By: Tiziana Onstead
Art isn’t solely paintings of fruit and old portraits hung in quiet museums. Art is alive and takes any form the mind molding it opts to create.
“Yeah, that’s my crazy brain,” said Mary Ratcliff, a resident artist at the Museum of Contemporary Art in Jacksonville, as she explained her latest project.
Ratcliff is creating a life size house with a door visitors can walk through. But she isn’t constructing this structure with wood and nails—she’s using yarn.
The yarn, donated from the local communities and by people as far away as Ohio, is held together by a series of knots that resemble a staircase.
“The idea is to support yourself as you climb the staircase,” said Ratcliff. A metaphorical description behind the bonding and growth of individuals and the communities they are a part of.
Ratcliff’s display will be unveiled on MOCA’s fifth floor in December. But traditional museums aren’t the only place to experience art in Jacksonville.
Crystal Floyd creates and displays art at CoRK Art Studios, named after its location at the corner of Rosselle and King streets in Riverside. CoRK was originally a group of warehouses, but was converted to an art space in 2011.
“Anybody doing something good for this community, we want to have a space for them to work together,” said Floyd.
And that’s exactly what CoRK does.
The studios began with only eight artists using the space to create, but has since grown to around 70. The growth, according to Floyd, allows for the intermingling of ideas in the creative process. But, it’s not just a place for creators.

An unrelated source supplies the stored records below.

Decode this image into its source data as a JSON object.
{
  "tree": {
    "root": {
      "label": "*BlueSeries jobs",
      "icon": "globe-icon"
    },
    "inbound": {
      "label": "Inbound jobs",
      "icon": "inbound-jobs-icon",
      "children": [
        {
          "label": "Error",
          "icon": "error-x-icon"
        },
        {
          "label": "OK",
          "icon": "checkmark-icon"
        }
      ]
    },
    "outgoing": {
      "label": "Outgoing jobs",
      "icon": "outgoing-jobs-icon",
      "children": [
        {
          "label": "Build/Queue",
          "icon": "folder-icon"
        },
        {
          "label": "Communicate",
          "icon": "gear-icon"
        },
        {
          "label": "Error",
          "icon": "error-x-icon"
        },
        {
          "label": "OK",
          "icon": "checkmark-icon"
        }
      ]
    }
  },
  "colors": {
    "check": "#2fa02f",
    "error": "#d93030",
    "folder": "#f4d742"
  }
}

CoRK hosts various art shows throughout the year that not only invite the public, but also encourage their involvement and interaction. The studios also host two open house events each year that showcase all of CoRK’s artists and their work.
Both MOCA and CoRK highlight their upcoming events online, but given CoRK’s do-it-yourself attitude, some shows are better found through flyers in Riverside.